**EXERCISE:**
Every entry below should be written out again exactly.

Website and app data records
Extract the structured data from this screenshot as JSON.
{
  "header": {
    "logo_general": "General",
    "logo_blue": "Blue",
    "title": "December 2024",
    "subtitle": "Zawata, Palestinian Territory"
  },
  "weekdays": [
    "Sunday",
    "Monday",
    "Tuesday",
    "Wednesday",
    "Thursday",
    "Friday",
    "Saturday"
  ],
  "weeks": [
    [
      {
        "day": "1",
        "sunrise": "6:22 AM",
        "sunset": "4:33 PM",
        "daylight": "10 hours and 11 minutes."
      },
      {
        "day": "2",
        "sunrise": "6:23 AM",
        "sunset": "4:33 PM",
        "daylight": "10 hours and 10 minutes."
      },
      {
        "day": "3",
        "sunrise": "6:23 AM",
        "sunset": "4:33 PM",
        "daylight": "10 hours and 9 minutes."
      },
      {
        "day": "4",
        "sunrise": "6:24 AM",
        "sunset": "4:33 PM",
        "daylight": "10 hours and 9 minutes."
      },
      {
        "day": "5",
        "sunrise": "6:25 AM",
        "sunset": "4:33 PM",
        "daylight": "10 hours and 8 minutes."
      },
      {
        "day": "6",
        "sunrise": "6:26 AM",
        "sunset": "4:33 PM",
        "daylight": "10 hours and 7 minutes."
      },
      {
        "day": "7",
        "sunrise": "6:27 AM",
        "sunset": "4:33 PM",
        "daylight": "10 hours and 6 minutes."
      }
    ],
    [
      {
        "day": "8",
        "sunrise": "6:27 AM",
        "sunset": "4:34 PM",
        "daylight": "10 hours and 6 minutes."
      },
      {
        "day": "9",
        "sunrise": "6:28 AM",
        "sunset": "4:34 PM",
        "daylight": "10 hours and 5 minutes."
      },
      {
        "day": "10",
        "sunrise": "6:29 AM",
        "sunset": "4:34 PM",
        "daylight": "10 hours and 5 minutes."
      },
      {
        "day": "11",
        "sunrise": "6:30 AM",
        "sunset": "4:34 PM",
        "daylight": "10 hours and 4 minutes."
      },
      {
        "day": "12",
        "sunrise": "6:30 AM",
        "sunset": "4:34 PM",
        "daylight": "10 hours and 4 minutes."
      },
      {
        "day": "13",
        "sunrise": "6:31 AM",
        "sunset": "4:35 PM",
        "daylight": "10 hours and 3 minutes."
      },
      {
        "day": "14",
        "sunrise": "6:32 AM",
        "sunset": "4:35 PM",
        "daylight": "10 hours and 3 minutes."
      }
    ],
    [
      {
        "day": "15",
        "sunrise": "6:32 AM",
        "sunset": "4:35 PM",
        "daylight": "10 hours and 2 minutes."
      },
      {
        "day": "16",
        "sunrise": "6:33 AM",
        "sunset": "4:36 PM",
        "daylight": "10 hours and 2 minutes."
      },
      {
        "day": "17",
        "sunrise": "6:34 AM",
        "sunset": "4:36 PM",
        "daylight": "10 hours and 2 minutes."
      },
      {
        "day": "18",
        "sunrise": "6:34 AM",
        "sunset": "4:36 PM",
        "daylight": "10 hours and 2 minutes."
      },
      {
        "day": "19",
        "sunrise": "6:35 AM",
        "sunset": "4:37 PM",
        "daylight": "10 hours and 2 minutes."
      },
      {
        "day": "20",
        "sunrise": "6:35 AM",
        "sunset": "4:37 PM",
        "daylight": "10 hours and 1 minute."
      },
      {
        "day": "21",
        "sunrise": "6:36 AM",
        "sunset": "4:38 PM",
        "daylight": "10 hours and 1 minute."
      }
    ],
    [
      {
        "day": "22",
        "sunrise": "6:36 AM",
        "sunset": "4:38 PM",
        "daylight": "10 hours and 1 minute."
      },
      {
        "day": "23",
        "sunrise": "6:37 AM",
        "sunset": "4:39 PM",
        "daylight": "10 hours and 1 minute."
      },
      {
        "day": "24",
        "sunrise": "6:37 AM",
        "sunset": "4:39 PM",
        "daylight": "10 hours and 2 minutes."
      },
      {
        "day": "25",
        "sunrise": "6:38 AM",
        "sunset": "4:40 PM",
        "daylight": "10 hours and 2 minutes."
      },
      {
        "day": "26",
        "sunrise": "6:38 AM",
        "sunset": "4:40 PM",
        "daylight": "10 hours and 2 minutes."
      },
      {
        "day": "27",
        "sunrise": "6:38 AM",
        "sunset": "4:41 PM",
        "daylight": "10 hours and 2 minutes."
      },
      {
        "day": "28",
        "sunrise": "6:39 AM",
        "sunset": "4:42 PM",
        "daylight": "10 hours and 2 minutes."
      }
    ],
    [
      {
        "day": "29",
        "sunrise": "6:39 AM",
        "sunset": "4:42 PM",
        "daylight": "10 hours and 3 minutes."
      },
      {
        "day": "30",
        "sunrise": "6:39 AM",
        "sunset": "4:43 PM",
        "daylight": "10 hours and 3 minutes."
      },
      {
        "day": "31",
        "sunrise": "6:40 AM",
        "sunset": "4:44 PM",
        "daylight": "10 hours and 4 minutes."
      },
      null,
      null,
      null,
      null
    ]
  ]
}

**OUTPUT BELOW:**
Extract the structured data from this screenshot as JSON.
{
  "header": {
    "logo_general": "General",
    "logo_blue": "Blue",
    "title": "December 2024",
    "subtitle": "Zawata, Palestinian Territory"
  },
  "weekdays": [
    "Sunday",
    "Monday",
    "Tuesday",
    "Wednesday",
    "Thursday",
    "Friday",
    "Saturday"
  ],
  "weeks": [
    [
      {
        "day": "1",
        "sunrise": "6:22 AM",
        "sunset": "4:33 PM",
        "daylight": "10 hours and 11 minutes."
      },
      {
        "day": "2",
        "sunrise": "6:23 AM",
        "sunset": "4:33 PM",
        "daylight": "10 hours and 10 minutes."
      },
      {
        "day": "3",
        "sunrise": "6:23 AM",
        "sunset": "4:33 PM",
        "daylight": "10 hours and 9 minutes."
      },
      {
        "day": "4",
        "sunrise": "6:24 AM",
        "sunset": "4:33 PM",
        "daylight": "10 hours and 9 minutes."
      },
      {
        "day": "5",
        "sunrise": "6:25 AM",
        "sunset": "4:33 PM",
        "daylight": "10 hours and 8 minutes."
      },
      {
        "day": "6",
        "sunrise": "6:26 AM",
        "sunset": "4:33 PM",
        "daylight": "10 hours and 7 minutes."
      },
      {
        "day": "7",
        "sunrise": "6:27 AM",
        "sunset": "4:33 PM",
        "daylight": "10 hours and 6 minutes."
      }
    ],
    [
      {
        "day": "8",
        "sunrise": "6:27 AM",
        "sunset": "4:34 PM",
        "daylight": "10 hours and 6 minutes."
      },
      {
        "day": "9",
        "sunrise": "6:28 AM",
        "sunset": "4:34 PM",
        "daylight": "10 hours and 5 minutes."
      },
      {
        "day": "10",
        "sunrise": "6:29 AM",
        "sunset": "4:34 PM",
        "daylight": "10 hours and 5 minutes."
      },
      {
        "day": "11",
        "sunrise": "6:30 AM",
        "sunset": "4:34 PM",
        "daylight": "10 hours and 4 minutes."
      },
      {
        "day": "12",
        "sunrise": "6:30 AM",
        "sunset": "4:34 PM",
        "daylight": "10 hours and 4 minutes."
      },
      {
        "day": "13",
        "sunrise": "6:31 AM",
        "sunset": "4:35 PM",
        "daylight": "10 hours and 3 minutes."
      },
      {
        "day": "14",
        "sunrise": "6:32 AM",
        "sunset": "4:35 PM",
        "daylight": "10 hours and 3 minutes."
      }
    ],
    [
      {
        "day": "15",
        "sunrise": "6:32 AM",
        "sunset": "4:35 PM",
        "daylight": "10 hours and 2 minutes."
      },
      {
        "day": "16",
        "sunrise": "6:33 AM",
        "sunset": "4:36 PM",
        "daylight": "10 hours and 2 minutes."
      },
      {
        "day": "17",
        "sunrise": "6:34 AM",
        "sunset": "4:36 PM",
        "daylight": "10 hours and 2 minutes."
      },
      {
        "day": "18",
        "sunrise": "6:34 AM",
        "sunset": "4:36 PM",
        "daylight": "10 hours and 2 minutes."
      },
      {
        "day": "19",
        "sunrise": "6:35 AM",
        "sunset": "4:37 PM",
        "daylight": "10 hours and 2 minutes."
      },
      {
        "day": "20",
        "sunrise": "6:35 AM",
        "sunset": "4:37 PM",
        "daylight": "10 hours and 1 minute."
      },
      {
        "day": "21",
        "sunrise": "6:36 AM",
        "sunset": "4:38 PM",
        "daylight": "10 hours and 1 minute."
      }
    ],
    [
      {
        "day": "22",
        "sunrise": "6:36 AM",
        "sunset": "4:38 PM",
        "daylight": "10 hours and 1 minute."
      },
      {
        "day": "23",
        "sunrise": "6:37 AM",
        "sunset": "4:39 PM",
        "daylight": "10 hours and 1 minute."
      },
      {
        "day": "24",
        "sunrise": "6:37 AM",
        "sunset": "4:39 PM",
        "daylight": "10 hours and 2 minutes."
      },
      {
        "day": "25",
        "sunrise": "6:38 AM",
        "sunset": "4:40 PM",
        "daylight": "10 hours and 2 minutes."
      },
      {
        "day": "26",
        "sunrise": "6:38 AM",
        "sunset": "4:40 PM",
        "daylight": "10 hours and 2 minutes."
      },
      {
        "day": "27",
        "sunrise": "6:38 AM",
        "sunset": "4:41 PM",
        "daylight": "10 hours and 2 minutes."
      },
      {
        "day": "28",
        "sunrise": "6:39 AM",
        "sunset": "4:42 PM",
        "daylight": "10 hours and 2 minutes."
      }
    ],
    [
      {
        "day": "29",
        "sunrise": "6:39 AM",
        "sunset": "4:42 PM",
        "daylight": "10 hours and 3 minutes."
      },
      {
        "day": "30",
        "sunrise": "6:39 AM",
        "sunset": "4:43 PM",
        "daylight": "10 hours and 3 minutes."
      },
      {
        "day": "31",
        "sunrise": "6:40 AM",
        "sunset": "4:44 PM",
        "daylight": "10 hours and 4 minutes."
      },
      null,
      null,
      null,
      null
    ]
  ]
}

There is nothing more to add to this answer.